All sides in this brewing fiasco have reasons to act the way they are, and though each will cite law or logic to defend their actions, it doesn’t matter who’s right or wrong, only what the winner, if any, can get away with. The Vietnamese have a saying, Nine men, ten opinions. And also, When buffaloes collide, flies die. While leaning militarily on an unreliable United States, East Asian countries continue to be integrated into China’s (and Russia’s) economic sphere. Perhaps they will take their losses and accept being lesser partners in this new world order. As a castrated ex champion, the United States might have to do the same. It’s a good bet, though, she won’t go down so quietly.
Thursday, June 4, 2015
As published at OpEd News, Smirking Chimp, Unz Review, CounterCurrents, LewRockwell and Information Clearing House, 6/4/15:
- Linh Dinh

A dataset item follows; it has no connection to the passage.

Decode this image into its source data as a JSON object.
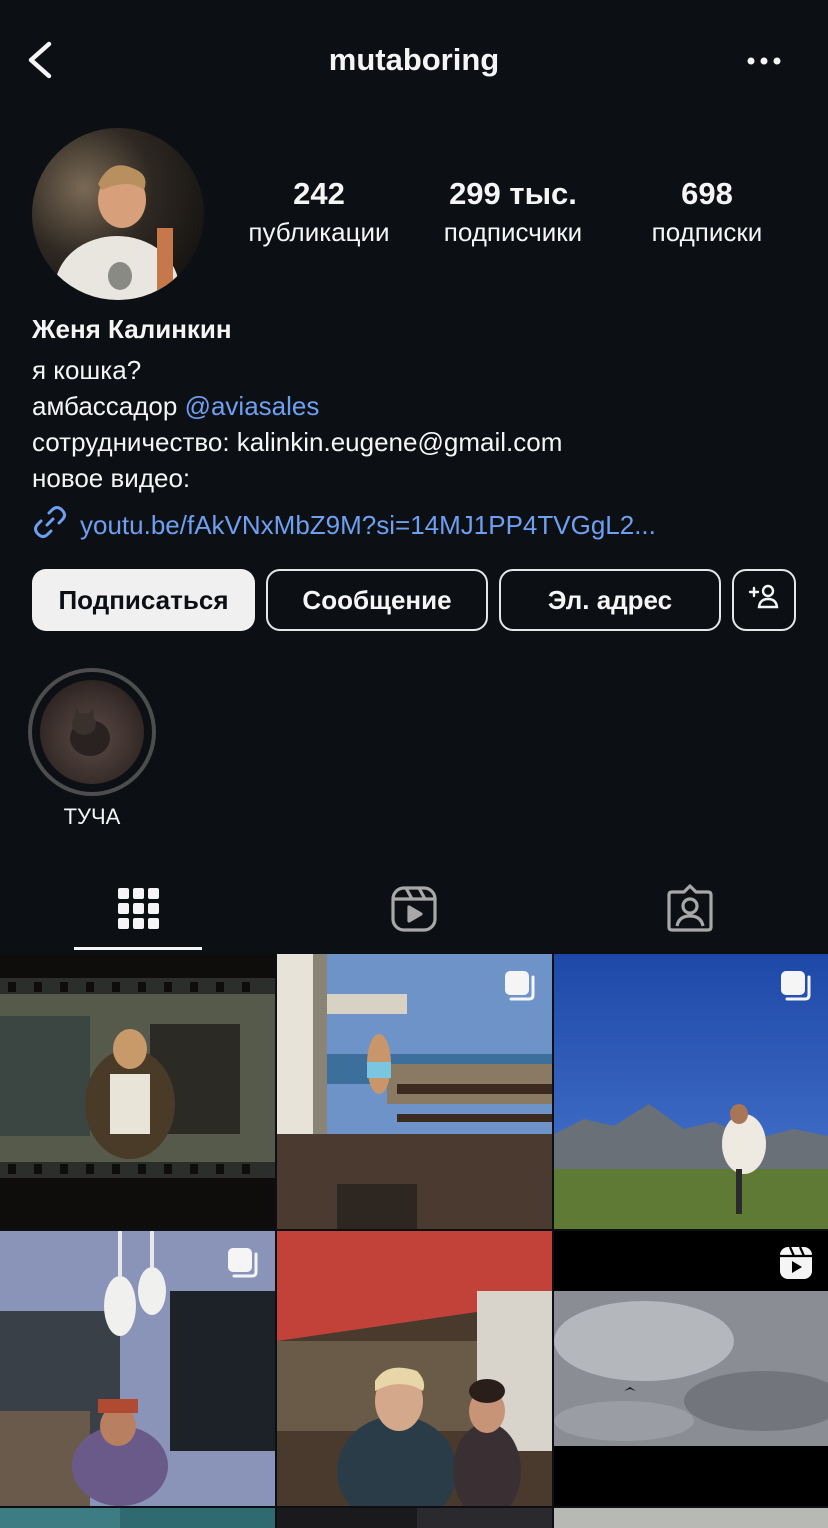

- Born in Vietnam in 1963, I came to the US in 1975, and have also lived in Italy, England and Germany. I'm the author of a non-fiction book, Postcards from the End of America (2017), two books of stories, Fake House (2000) and Blood and Soap (2004), six of poems, All Around What Empties Out (2003), American Tatts (2005), Borderless Bodies (2006), Jam Alerts (2007), Some Kind of Cheese Orgy (2009) and A Mere Rica (2017), and a novel, Love Like Hate (2010). I've been anthologized in Best American Poetry 2000, 2004, 2007, Great American Prose Poems from Poe to the Present, Postmodern American Poetry: a Norton Anthology (vol. 2) and Flash Fiction International: Very Short Stories From Around the World, etc. I'm also editor of Night, Again: Contemporary Fiction from Vietnam (1996) and The Deluge: New Vietnamese Poetry (2013). My writing has been translated into Italian, Spanish, French, Dutch, German, Portuguese, Japanese, Korean, Arabic, Icelandic and Finnish, and I've been invited to read in London, Cambridge, Brighton, Paris, Berlin, Leipzig, Halle, Reykjavik, Toronto, Singapore and all over the US. I've also published widely in Vietnamese.